As the coronavirus pandemic ravages communities across the country, particular communities are being attacked by an equally pernicious force. Its manifestations include the protesters in Michigan who recently stormed the state capital donning swastikas, nooses, and Confederate flags as they demanded an end to lockdowns. Or the parallel protest in Illinois where a woman held a sign displaying a German phrase famously emblazoned on Nazi concentration camps. And for many months, Asian Americans continue to be the victims of increased harassment and hate crimes in cities around the country. As medical leaders race to halt the spread of the pandemic, it is clear that we are not only battling a viral assailant. We are witnessing the lethal effects of a political establishment that permits and even perpetuates violence, as well as small but mighty groups of upstanders calling for change. For this dimension of the crisis, cultivating a culture of upstanding is the antidote we most dearly need, and it starts in the classroom.
At Facing History and Ourselves, we value conversation—in classrooms, in our professional development for educators, and online.
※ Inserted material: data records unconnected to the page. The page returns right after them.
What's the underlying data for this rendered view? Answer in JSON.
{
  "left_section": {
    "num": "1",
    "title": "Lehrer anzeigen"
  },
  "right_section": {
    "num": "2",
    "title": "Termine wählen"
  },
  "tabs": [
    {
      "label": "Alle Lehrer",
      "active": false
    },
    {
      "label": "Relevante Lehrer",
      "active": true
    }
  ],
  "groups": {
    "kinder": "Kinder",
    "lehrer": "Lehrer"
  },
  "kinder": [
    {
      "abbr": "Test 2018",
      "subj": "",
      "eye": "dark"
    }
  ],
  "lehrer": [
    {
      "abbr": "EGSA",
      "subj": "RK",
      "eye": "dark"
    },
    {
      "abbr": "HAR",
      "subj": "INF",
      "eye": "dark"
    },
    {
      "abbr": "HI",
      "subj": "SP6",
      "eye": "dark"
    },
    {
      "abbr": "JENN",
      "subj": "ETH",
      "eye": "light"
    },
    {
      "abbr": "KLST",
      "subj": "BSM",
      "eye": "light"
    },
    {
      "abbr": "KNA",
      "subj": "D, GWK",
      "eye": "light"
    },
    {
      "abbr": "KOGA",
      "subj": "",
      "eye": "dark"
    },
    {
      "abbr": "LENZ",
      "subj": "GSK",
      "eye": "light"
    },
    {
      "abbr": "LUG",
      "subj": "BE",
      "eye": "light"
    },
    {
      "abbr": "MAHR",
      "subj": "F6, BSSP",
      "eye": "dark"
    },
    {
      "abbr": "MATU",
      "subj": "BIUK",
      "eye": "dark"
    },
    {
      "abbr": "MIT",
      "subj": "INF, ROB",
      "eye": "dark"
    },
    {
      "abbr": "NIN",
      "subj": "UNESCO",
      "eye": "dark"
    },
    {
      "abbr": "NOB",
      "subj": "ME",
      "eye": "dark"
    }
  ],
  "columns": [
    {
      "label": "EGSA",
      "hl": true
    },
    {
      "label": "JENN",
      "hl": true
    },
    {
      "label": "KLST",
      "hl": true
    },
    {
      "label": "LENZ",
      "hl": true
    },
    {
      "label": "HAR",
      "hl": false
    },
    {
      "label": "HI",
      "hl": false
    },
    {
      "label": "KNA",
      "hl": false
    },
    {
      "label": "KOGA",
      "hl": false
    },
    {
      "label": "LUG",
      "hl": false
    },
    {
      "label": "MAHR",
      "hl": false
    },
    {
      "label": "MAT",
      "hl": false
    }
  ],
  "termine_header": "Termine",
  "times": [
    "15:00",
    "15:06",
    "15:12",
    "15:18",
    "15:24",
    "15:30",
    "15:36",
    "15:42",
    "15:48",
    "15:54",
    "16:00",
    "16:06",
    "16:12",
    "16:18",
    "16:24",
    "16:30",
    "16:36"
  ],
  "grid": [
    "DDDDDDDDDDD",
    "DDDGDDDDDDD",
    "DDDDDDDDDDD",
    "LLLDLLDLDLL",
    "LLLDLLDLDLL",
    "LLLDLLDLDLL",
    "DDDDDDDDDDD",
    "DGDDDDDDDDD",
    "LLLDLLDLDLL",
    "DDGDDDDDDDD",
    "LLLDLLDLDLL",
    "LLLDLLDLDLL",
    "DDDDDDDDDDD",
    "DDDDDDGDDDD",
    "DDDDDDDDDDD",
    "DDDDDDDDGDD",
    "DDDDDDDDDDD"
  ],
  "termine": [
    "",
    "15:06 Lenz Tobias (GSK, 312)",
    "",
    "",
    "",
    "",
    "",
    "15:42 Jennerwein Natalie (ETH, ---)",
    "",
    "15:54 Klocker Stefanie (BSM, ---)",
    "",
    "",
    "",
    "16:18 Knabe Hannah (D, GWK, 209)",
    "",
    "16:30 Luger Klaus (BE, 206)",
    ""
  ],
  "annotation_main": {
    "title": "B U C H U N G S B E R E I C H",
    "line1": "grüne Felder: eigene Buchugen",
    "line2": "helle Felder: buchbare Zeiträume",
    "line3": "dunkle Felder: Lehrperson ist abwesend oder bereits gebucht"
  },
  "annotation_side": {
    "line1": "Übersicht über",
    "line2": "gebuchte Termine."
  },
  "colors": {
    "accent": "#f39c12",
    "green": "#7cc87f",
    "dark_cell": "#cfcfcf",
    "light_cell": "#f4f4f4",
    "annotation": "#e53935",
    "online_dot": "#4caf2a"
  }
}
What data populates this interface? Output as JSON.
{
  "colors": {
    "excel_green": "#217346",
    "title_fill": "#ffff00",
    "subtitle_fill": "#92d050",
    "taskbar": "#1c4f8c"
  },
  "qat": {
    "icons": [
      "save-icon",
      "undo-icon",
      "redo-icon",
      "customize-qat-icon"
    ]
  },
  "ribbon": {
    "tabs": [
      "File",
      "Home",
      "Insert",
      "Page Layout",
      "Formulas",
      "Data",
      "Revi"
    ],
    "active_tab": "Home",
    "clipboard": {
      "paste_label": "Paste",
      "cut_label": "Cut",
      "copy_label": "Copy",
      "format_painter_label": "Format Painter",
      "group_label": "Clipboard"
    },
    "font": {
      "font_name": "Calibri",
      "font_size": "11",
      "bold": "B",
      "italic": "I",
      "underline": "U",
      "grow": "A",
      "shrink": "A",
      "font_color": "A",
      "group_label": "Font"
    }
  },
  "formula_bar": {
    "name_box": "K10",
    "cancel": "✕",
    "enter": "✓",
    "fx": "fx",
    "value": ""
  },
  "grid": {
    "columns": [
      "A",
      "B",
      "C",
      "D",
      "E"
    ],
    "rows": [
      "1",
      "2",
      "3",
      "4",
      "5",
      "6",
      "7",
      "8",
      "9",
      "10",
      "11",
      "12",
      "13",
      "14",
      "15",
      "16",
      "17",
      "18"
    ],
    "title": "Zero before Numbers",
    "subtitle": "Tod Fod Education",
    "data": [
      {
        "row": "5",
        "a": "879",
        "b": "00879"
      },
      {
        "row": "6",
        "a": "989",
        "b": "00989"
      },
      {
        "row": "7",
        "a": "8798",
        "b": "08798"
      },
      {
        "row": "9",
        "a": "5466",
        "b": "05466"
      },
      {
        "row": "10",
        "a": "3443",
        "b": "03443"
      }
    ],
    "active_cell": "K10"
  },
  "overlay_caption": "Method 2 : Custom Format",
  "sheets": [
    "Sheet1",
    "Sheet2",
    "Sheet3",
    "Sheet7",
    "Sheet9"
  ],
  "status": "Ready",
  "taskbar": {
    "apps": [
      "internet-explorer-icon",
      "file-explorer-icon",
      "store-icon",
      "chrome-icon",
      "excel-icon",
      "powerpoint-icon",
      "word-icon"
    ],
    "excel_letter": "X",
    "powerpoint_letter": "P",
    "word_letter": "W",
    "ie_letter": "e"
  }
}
When you comment on Facing Today, you're engaging with our worldwide community of learners, so please take care that your contributions are constructive, civil, and advance the conversation.
Content not found